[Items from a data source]
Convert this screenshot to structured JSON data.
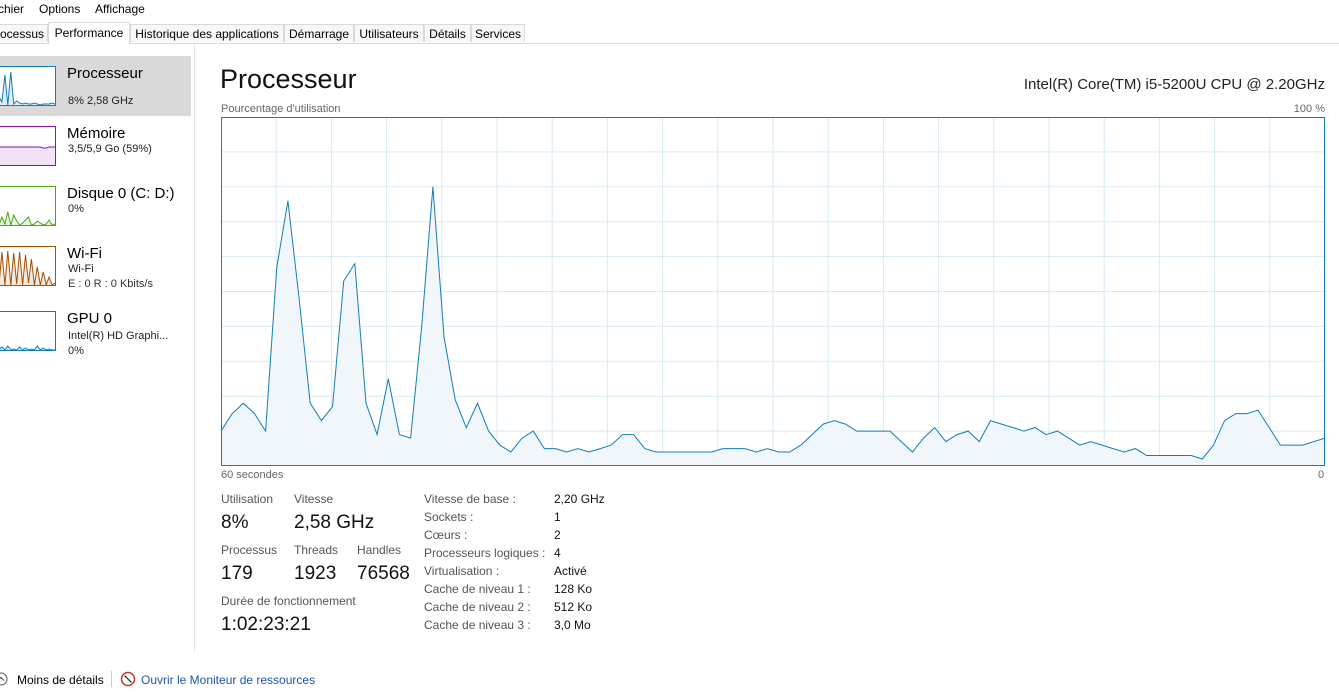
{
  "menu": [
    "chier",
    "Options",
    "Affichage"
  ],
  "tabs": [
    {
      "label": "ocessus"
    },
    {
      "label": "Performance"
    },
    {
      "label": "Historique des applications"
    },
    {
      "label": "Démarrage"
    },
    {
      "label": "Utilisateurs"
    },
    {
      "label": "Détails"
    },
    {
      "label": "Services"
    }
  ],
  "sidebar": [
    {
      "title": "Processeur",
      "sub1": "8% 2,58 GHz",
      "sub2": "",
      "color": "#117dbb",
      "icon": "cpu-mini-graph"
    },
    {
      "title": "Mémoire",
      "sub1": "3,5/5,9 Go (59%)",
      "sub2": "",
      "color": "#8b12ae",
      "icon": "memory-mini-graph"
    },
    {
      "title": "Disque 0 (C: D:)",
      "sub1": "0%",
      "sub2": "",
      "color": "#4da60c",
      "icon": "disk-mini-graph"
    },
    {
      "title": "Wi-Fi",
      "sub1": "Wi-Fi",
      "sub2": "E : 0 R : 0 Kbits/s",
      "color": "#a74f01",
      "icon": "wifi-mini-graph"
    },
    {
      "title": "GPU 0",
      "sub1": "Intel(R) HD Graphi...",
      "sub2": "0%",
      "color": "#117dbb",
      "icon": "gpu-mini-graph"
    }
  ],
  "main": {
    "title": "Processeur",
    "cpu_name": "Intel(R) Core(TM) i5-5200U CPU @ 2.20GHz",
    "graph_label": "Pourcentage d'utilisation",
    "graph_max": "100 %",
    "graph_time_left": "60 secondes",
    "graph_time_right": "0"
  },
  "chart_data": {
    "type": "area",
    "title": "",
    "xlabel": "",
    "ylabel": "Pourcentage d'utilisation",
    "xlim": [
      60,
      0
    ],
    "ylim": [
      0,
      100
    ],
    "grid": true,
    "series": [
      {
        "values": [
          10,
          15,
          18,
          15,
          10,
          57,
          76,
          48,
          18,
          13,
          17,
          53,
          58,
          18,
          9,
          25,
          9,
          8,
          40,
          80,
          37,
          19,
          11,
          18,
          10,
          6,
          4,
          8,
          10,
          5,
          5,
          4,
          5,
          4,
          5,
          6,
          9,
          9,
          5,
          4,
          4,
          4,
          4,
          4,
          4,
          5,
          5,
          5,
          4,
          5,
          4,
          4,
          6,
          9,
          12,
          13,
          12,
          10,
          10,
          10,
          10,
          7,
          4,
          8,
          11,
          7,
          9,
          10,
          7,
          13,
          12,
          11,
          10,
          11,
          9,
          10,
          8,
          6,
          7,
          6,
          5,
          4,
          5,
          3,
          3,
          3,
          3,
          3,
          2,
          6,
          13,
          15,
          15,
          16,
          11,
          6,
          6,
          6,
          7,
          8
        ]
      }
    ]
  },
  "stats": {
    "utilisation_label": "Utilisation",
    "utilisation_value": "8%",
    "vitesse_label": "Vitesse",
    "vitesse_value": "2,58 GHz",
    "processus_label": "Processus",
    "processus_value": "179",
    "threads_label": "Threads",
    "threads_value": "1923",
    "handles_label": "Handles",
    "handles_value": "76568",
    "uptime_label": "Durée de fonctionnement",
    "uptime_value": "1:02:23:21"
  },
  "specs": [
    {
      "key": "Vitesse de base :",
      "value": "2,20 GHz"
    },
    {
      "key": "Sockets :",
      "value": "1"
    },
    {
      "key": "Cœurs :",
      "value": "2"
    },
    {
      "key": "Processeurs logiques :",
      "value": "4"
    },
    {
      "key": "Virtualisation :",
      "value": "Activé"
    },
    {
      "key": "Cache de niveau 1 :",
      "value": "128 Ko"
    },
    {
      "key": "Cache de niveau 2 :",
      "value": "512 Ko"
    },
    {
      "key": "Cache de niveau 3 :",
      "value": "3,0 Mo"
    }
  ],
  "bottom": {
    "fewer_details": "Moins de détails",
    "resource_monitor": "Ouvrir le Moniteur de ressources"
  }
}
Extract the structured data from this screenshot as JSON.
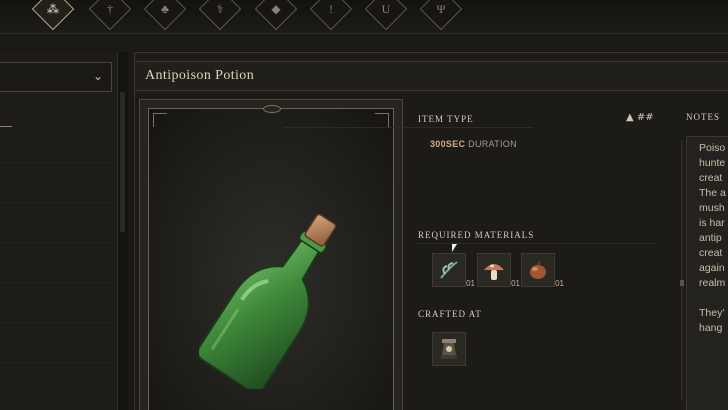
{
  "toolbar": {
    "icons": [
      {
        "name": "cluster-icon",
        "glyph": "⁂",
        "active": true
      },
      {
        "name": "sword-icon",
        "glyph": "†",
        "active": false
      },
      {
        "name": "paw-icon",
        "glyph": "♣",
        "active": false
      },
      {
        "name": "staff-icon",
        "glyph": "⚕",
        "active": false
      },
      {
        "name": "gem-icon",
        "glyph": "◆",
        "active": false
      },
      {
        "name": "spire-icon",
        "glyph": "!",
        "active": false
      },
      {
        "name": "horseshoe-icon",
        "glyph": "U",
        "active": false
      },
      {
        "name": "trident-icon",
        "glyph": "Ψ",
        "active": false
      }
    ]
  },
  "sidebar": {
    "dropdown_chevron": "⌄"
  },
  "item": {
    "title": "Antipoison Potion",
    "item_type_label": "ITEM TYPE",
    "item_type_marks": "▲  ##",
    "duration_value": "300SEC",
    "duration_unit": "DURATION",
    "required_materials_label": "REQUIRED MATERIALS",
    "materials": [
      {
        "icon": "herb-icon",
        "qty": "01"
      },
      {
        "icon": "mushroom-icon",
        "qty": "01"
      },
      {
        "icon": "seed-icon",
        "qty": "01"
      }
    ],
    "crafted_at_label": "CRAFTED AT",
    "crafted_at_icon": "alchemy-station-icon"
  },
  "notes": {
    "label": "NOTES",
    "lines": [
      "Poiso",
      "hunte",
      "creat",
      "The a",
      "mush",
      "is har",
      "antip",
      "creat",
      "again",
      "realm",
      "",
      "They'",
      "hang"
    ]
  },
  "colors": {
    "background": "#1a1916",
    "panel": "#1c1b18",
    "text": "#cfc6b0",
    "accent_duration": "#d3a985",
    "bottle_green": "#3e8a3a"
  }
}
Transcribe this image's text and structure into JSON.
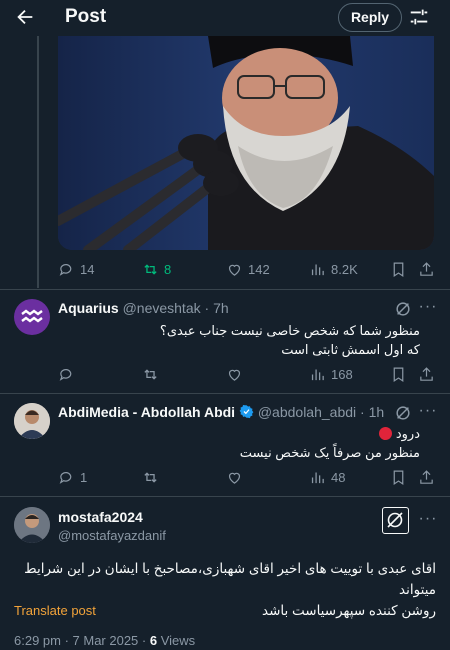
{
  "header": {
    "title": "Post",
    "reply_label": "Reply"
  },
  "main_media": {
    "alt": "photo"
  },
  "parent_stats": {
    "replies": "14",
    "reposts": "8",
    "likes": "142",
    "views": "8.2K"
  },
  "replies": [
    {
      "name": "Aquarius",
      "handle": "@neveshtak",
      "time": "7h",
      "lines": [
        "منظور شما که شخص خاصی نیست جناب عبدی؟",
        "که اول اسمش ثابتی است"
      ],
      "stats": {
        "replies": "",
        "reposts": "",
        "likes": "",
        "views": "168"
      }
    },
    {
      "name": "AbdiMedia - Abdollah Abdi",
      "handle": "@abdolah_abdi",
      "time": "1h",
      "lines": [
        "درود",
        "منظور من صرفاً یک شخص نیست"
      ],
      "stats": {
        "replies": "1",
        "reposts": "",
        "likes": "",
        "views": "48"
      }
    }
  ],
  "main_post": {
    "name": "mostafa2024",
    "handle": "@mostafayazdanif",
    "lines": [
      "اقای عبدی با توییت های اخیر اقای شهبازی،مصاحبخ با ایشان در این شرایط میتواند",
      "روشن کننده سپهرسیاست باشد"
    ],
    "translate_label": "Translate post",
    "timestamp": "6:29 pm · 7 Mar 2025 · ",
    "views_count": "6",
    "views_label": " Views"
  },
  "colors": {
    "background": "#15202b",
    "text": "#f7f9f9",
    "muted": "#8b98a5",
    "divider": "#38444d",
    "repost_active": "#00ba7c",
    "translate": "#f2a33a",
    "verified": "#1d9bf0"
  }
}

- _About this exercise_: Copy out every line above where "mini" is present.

- _Written solution_:
      "icon": "cpu-mini-graph"
      "icon": "memory-mini-graph"
      "icon": "disk-mini-graph"
      "icon": "wifi-mini-graph"
      "icon": "gpu-mini-graph"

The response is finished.